Laurine Cecil (L. C.) Anderson was an African American educator and school administrator.
Anderson was born in Memphis, Tennessee, in 1853 and received his B.A. from Fisk University. He trained for the Methodist ministry and taught at Tuskegee, Alabama, with Booker T. Washington before moving to Texas in 1879 to assist his brother E. H. Anderson, who was a minister and teacher at Prairie View Normal Institute (now Prairie View A&M University).
In 1882 L. C. Anderson lobbied for university status for the school. Upon his brother’s death on October 9, 1885, Anderson succeeded him as principal of Prairie View. During his tenure there Anderson helped form and was elected the first president of the Colored Teachers State Association.
Anderson also served as president of the college from 1885 to 1889 and worked to unify African-American leaders in business, politics, and religious and fraternal organizations, as well as for to improve conditions for black Texans through education. After heading Prairie View for seventeen years, he relocated to Austin to serve as principal of the school for blacks that later became Anderson High School, named in his honor.

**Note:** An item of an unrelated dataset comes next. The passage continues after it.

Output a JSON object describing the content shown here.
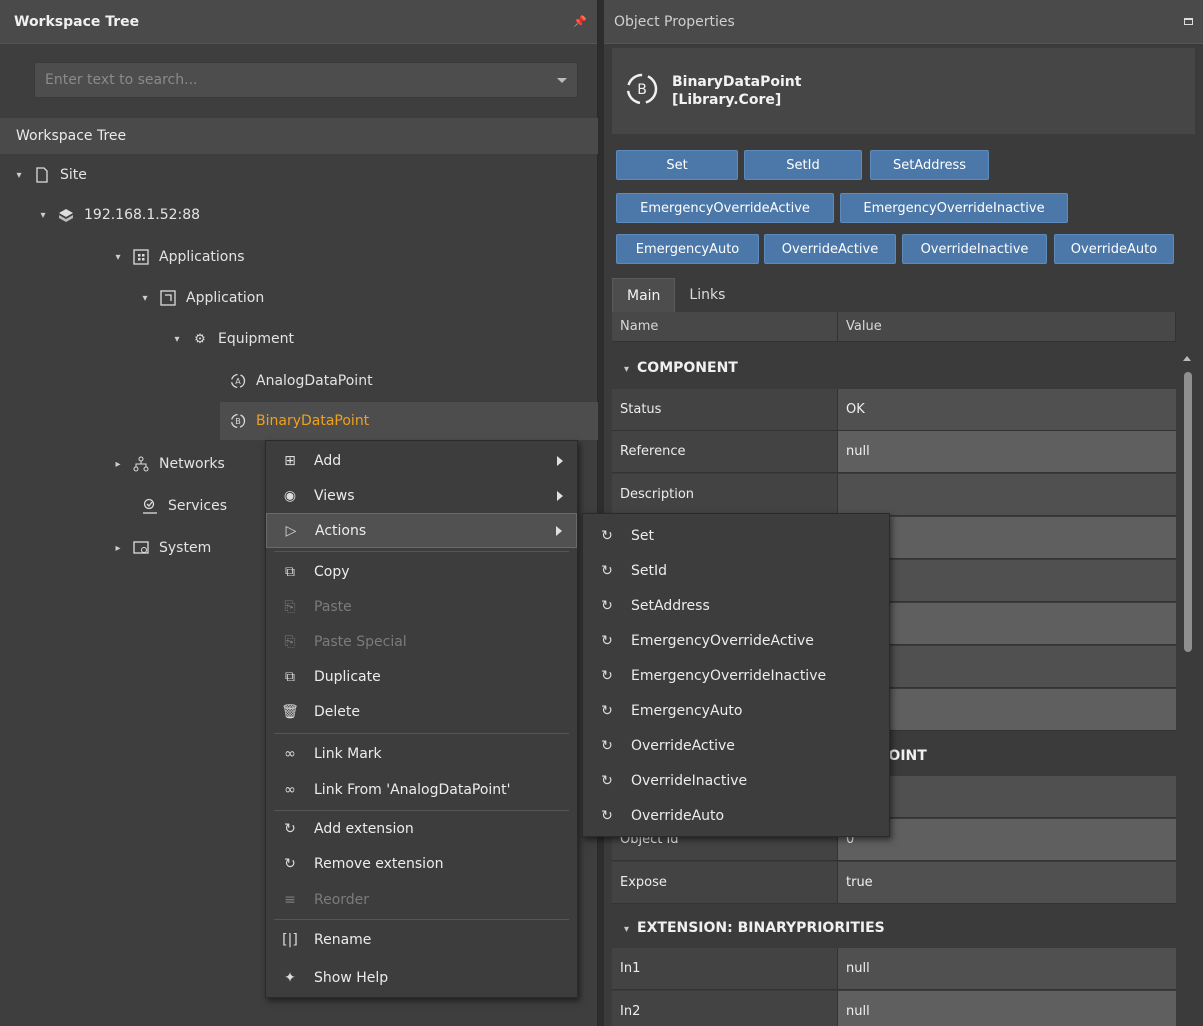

He was principal for thirty-two years and taught Latin until he was forced to resign in 1928 because of ill health. Anderson died in Austin on January 8, 1938.